# Brownian Motion, Martingales, and Stochastic Calculus

###### Jean-François Le Gall
Publisher:
Springer
Publication Date:
2016
Number of Pages:
273
Format:
Hardcover
Series:
Price:
69.99
ISBN:
9783319310886
Category:
Monograph
[Reviewed by
Richard Durrett
, on
03/26/2017
]

To quote the introduction “the aim of this book is to provide a rigorous introduction to the theory of stochastic calculus for continuous semi-martingales putting a special emphasis on Brownian motion.” Chapters 2–4 introduce Brownian motion, martingales, and semimartingles. In Chapter 5 the integral is constructed and many of the classical consequences of the theory are proved: Levy’s characterization of Brownian motion, the fact that any martingale can be written as a stochastic integral, and Girsonov’s formula. The book then turns its attention to the general theory of Markov processes (concentrating primarily on Feller processes), the relationship between Brownian motion and partial differential equations, the solution of stochastic differential equations, and the notion of local time (a measure of the amount of time spent at a point).

The book originated from Le Gall’s notes for an introductory course taught to Master’s students in Paris, but that audience should not be confused with Master’s students in the US. The book assumes knowledge of measure theory and of conditional expectation with respect to a $\sigma$-field. If the reader has the background and needs a rigorous treatment of the subject this book would be a good choice.
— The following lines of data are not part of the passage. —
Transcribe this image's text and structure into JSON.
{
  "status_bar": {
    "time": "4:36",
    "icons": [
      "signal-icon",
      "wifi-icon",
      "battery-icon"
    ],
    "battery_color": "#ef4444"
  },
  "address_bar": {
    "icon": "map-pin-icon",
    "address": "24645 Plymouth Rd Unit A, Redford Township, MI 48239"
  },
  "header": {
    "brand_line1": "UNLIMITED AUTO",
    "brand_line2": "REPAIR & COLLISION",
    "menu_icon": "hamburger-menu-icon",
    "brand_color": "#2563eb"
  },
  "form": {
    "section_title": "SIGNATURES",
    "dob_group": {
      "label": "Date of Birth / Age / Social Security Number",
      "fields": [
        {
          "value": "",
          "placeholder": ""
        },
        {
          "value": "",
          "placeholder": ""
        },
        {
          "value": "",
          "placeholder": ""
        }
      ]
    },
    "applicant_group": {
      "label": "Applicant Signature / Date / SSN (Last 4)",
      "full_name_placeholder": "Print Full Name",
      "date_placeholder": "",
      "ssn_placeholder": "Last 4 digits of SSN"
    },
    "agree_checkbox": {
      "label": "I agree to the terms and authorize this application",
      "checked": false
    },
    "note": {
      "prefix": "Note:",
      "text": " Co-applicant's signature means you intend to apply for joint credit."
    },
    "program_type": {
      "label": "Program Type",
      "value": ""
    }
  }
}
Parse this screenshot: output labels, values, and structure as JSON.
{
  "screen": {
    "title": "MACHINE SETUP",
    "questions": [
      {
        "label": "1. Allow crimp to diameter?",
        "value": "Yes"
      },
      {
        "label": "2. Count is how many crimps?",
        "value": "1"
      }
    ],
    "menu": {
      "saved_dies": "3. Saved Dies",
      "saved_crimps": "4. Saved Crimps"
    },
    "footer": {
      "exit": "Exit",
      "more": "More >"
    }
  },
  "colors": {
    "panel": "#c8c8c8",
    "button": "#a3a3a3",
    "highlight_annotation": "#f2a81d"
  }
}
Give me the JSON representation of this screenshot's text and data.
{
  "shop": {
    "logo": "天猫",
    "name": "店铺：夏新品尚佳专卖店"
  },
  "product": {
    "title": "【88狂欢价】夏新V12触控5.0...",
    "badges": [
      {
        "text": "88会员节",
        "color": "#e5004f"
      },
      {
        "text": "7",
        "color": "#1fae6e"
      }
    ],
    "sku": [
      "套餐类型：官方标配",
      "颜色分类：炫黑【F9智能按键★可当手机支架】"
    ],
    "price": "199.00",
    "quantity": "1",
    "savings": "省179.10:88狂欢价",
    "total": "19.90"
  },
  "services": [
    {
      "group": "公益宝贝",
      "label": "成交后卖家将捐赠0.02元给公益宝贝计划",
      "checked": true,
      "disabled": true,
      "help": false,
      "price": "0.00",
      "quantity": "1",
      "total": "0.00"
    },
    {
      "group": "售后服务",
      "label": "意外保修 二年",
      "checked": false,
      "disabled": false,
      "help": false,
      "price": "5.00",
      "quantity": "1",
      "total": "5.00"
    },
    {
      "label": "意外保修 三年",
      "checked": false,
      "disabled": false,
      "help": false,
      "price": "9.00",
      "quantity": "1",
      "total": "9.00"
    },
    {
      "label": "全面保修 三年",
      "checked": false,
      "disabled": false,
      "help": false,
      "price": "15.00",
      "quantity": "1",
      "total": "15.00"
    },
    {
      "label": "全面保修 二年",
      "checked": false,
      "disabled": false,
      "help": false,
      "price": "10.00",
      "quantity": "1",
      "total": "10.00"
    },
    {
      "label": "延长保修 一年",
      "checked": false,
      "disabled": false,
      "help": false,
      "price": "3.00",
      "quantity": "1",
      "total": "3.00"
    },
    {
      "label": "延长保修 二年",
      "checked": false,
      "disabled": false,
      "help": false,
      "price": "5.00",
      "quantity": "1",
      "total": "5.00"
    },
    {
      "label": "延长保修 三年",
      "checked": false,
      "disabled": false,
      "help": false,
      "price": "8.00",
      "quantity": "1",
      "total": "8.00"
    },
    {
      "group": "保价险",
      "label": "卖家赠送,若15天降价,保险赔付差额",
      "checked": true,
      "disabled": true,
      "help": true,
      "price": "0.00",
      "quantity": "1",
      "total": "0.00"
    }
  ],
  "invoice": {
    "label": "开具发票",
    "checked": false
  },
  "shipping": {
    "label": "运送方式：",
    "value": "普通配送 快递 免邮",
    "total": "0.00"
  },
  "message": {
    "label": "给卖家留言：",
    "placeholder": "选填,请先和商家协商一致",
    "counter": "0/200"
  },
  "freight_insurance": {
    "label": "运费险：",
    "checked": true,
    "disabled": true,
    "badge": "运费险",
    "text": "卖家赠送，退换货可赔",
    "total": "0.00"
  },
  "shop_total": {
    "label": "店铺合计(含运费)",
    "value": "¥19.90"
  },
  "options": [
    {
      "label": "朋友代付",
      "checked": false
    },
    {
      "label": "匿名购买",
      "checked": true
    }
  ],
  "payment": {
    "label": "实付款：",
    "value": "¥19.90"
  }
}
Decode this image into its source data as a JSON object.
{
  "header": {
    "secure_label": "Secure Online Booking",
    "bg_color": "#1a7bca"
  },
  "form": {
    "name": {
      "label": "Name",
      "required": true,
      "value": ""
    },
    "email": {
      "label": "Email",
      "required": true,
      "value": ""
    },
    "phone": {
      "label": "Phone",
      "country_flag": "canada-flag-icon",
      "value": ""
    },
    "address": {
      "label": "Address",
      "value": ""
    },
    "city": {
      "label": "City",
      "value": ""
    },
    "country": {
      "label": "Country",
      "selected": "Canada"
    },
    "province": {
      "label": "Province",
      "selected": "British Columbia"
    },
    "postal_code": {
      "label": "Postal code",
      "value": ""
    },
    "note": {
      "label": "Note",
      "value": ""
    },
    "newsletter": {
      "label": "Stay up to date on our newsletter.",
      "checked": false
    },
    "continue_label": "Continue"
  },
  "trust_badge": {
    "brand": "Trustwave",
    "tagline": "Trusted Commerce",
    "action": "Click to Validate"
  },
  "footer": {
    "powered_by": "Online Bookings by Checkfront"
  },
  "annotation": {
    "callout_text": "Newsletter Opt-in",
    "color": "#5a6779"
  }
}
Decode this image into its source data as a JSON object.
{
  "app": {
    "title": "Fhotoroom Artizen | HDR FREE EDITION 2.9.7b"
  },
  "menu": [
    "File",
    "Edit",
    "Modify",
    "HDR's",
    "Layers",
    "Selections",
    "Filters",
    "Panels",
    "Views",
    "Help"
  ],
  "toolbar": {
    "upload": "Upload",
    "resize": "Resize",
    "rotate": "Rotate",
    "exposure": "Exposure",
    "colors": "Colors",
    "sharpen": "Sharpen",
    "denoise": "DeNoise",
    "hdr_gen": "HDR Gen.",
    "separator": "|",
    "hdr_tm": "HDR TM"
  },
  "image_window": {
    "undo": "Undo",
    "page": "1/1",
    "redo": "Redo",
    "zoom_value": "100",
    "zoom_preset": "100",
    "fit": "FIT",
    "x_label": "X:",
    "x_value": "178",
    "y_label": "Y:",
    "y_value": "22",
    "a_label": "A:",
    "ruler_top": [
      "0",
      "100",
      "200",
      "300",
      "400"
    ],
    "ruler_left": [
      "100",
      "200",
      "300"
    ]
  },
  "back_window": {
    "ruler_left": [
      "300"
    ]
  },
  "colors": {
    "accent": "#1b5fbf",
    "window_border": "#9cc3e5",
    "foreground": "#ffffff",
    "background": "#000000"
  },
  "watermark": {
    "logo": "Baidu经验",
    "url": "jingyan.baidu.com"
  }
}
Le Gall writes clearly and gets to the point quickly, so this book is much less intimidating that Revuz and Yor’s tome and a dramatic improvement over the old book by Karatzas and Shreve. However, if you only want to learn the subject to understand applications to finance or in the physical sciences, you would be much better off with the books by Oksendal, Mikosch, or Steele, to name a few of the many book that cut corners or sweep some of the dirt under the rug.

Richard Durrett taught at UCLA and Cornell before he came to Duke in 2010. He is a member of the National Academy of Science, who for the last thirty years has used probability to study problems that arise from ecology, genetics, and cancer modeling.